● **Collection entries**:
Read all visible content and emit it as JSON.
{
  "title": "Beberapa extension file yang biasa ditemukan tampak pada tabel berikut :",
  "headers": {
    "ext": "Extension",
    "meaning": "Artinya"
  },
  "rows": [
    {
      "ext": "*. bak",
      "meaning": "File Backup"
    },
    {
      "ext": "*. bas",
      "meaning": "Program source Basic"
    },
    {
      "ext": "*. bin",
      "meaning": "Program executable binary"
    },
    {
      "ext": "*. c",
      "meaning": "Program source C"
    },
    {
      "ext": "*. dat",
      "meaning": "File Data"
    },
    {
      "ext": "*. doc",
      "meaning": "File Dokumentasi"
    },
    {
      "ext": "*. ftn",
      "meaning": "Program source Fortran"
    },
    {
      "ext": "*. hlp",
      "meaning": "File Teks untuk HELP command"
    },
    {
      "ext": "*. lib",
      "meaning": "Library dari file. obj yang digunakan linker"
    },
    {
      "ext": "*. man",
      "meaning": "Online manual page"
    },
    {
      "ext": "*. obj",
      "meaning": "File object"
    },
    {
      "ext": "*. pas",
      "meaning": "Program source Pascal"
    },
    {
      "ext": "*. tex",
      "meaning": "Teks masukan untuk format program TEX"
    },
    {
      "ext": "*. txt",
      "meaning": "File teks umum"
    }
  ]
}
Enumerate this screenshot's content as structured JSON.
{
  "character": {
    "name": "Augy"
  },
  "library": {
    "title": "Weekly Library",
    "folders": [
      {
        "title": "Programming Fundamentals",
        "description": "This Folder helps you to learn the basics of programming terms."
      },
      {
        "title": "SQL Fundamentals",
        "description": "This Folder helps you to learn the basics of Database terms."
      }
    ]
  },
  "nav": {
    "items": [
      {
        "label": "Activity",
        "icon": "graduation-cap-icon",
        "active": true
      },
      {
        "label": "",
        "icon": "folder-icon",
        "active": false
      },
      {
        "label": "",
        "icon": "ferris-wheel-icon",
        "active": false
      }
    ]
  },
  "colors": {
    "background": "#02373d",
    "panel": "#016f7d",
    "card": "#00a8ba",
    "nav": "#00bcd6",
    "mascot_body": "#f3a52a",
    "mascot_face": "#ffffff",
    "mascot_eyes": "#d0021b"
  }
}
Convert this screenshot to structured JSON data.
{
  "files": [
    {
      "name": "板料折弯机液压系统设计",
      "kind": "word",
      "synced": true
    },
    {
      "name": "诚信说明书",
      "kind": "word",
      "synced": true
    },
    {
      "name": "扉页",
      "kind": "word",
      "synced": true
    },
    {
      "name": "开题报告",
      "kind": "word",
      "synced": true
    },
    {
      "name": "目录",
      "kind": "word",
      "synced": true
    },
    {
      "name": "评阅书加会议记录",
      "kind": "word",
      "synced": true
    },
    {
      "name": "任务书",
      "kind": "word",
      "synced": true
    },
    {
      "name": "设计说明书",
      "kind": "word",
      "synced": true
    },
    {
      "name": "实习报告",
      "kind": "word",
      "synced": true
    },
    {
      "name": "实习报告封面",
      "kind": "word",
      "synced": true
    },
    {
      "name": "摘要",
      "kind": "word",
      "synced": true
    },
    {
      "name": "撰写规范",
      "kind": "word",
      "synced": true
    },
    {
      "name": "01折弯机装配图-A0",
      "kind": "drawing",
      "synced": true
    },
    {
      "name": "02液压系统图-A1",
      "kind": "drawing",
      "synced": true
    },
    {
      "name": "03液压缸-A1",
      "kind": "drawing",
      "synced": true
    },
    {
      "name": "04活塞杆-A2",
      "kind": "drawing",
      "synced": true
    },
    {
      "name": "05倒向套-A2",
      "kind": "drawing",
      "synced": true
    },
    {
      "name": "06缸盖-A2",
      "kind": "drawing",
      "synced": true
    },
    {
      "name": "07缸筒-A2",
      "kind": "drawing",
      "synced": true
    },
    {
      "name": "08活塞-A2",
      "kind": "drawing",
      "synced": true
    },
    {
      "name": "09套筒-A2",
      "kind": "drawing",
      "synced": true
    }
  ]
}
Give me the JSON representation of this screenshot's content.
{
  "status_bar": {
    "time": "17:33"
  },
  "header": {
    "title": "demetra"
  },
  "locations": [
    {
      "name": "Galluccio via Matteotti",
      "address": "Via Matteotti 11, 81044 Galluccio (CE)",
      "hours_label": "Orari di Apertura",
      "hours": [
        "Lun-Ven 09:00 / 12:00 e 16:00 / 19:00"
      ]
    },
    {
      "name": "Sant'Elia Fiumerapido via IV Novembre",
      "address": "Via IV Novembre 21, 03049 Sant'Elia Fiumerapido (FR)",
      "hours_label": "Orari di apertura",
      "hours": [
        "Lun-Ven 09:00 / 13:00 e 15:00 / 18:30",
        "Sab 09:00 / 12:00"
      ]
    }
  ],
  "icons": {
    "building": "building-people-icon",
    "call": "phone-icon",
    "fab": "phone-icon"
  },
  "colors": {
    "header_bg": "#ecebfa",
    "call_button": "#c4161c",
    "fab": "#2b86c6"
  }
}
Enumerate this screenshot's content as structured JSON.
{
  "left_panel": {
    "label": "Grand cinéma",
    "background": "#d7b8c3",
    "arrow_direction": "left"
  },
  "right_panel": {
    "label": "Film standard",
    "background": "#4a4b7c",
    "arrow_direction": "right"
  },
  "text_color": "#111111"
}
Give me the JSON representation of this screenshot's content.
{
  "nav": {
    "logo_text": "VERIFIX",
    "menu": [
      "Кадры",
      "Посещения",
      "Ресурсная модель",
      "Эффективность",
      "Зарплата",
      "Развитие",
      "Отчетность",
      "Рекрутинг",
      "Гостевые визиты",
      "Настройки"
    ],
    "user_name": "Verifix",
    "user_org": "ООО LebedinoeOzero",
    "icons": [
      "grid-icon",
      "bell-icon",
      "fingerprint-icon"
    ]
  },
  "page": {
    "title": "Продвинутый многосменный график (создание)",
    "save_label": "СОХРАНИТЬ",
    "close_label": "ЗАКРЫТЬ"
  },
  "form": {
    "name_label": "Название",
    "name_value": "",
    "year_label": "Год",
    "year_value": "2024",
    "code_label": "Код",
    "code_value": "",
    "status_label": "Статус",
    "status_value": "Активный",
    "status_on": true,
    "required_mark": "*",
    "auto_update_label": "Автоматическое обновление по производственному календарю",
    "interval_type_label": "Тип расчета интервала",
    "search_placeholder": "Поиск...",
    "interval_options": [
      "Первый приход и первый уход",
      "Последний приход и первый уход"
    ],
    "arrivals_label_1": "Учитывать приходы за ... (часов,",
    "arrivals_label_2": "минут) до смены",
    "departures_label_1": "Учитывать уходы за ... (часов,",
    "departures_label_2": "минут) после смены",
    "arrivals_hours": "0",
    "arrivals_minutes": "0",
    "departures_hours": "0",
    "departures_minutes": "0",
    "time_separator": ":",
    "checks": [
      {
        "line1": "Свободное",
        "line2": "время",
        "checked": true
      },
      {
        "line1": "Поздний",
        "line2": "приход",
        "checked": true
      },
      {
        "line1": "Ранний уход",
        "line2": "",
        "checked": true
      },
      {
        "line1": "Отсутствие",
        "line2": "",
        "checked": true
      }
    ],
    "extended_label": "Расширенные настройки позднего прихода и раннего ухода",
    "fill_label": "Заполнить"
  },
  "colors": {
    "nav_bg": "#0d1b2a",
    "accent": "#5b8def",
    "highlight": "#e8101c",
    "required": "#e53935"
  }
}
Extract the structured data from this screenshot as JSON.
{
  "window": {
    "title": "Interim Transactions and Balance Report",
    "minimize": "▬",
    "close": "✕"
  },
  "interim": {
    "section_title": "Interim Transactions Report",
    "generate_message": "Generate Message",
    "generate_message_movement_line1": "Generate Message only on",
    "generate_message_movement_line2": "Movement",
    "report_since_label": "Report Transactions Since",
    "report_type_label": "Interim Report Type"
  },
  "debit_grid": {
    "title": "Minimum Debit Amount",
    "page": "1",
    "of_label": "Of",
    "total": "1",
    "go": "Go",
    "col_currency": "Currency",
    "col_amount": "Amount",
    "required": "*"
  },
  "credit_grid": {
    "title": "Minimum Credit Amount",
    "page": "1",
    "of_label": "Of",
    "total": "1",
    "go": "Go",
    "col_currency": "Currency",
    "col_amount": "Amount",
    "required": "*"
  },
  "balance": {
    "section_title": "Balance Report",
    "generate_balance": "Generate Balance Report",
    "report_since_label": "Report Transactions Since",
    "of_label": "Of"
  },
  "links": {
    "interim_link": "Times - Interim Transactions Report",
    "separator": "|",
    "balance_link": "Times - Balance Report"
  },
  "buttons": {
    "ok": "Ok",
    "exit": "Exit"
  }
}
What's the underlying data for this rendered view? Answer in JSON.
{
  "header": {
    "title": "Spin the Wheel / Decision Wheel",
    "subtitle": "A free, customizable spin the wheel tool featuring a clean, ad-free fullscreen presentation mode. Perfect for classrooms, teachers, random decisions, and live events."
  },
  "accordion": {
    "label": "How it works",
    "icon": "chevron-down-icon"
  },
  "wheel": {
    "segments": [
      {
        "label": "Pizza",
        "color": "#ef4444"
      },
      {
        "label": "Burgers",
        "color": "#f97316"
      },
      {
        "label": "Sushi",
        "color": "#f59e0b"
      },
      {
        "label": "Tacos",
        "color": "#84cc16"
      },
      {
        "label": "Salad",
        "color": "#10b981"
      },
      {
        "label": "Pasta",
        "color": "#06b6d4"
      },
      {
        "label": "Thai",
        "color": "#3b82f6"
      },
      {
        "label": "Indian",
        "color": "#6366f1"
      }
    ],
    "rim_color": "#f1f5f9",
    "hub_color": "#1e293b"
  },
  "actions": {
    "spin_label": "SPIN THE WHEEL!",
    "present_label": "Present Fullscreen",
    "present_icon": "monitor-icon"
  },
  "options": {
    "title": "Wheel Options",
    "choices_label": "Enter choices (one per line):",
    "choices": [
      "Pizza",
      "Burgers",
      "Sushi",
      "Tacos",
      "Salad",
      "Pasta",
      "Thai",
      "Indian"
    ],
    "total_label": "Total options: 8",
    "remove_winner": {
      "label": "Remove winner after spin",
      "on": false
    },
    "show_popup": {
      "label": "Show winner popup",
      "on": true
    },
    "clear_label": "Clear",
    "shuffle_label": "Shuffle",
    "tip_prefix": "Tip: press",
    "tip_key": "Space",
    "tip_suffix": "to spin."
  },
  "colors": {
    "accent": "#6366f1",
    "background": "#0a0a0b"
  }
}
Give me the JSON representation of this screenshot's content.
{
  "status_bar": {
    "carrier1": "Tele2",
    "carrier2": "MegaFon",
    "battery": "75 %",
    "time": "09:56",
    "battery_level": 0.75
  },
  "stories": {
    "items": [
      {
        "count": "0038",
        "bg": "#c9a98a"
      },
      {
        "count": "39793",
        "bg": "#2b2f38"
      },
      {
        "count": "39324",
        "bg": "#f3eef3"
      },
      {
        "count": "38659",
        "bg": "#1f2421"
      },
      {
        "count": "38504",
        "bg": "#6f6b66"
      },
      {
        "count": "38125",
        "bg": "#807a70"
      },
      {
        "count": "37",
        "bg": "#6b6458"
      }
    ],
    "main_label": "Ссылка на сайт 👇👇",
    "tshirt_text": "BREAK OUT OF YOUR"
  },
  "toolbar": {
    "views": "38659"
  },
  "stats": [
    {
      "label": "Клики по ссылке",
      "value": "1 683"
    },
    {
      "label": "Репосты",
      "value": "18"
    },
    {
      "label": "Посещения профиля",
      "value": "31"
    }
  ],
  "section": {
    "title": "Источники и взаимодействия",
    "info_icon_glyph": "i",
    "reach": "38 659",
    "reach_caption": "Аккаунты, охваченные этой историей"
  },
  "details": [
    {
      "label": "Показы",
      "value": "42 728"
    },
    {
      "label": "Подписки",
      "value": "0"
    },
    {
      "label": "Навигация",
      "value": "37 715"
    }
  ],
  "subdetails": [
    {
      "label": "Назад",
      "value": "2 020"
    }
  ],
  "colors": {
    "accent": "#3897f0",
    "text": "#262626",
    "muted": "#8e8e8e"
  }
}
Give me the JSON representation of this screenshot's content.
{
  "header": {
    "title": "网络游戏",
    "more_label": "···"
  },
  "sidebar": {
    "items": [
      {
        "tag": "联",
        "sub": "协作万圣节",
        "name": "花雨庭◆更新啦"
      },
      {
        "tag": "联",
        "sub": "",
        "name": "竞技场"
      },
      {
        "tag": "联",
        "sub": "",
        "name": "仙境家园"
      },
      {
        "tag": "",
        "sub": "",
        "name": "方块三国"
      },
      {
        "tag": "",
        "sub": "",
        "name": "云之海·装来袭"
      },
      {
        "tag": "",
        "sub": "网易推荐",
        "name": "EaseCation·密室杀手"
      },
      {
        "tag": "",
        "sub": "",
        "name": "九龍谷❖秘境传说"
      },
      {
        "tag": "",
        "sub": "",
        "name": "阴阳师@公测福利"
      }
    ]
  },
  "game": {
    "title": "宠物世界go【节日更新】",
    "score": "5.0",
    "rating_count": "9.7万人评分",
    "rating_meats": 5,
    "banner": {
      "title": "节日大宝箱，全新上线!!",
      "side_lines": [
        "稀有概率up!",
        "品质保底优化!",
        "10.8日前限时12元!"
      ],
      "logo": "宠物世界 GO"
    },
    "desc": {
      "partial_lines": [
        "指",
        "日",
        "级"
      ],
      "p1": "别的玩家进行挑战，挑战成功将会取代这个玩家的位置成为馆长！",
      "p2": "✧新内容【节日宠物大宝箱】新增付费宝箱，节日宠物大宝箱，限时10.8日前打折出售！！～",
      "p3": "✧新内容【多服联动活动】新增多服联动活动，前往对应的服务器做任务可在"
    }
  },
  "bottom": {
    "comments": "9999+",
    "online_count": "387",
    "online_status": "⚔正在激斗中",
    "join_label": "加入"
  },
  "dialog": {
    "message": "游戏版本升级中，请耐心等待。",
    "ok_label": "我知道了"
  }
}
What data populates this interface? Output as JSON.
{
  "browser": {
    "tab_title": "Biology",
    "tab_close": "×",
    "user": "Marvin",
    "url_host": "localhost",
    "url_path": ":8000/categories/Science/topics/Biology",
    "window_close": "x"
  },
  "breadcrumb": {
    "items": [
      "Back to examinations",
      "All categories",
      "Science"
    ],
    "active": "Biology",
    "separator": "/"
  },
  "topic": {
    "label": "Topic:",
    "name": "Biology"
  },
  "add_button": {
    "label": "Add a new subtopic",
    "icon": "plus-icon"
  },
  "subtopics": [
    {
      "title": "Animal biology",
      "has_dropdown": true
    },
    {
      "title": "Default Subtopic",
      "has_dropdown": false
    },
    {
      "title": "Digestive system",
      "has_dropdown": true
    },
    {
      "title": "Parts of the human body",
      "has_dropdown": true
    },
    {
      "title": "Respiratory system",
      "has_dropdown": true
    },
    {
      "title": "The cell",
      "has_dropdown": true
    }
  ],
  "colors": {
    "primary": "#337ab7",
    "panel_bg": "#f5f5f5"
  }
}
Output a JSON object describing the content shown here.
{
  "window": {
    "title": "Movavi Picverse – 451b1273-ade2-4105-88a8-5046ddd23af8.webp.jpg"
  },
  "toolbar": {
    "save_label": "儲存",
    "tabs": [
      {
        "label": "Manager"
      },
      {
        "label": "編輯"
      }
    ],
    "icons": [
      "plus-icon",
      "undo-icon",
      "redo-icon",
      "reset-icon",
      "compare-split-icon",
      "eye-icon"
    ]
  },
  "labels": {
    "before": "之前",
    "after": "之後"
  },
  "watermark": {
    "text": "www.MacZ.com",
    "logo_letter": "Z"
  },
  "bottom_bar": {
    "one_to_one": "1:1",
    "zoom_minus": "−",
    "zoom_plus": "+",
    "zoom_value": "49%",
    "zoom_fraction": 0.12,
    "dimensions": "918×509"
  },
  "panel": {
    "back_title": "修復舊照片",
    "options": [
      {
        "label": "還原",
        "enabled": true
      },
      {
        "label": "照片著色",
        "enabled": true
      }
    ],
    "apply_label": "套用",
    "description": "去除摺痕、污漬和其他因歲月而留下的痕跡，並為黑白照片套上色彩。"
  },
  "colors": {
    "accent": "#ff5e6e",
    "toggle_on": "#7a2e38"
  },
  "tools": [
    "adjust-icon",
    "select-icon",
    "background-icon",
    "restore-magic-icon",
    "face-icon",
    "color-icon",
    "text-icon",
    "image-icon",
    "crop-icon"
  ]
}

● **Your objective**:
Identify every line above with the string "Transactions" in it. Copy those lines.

● **Output**:
    "title": "Interim Transactions and Balance Report",
    "section_title": "Interim Transactions Report",
    "report_since_label": "Report Transactions Since",
    "report_since_label": "Report Transactions Since",
    "interim_link": "Times - Interim Transactions Report",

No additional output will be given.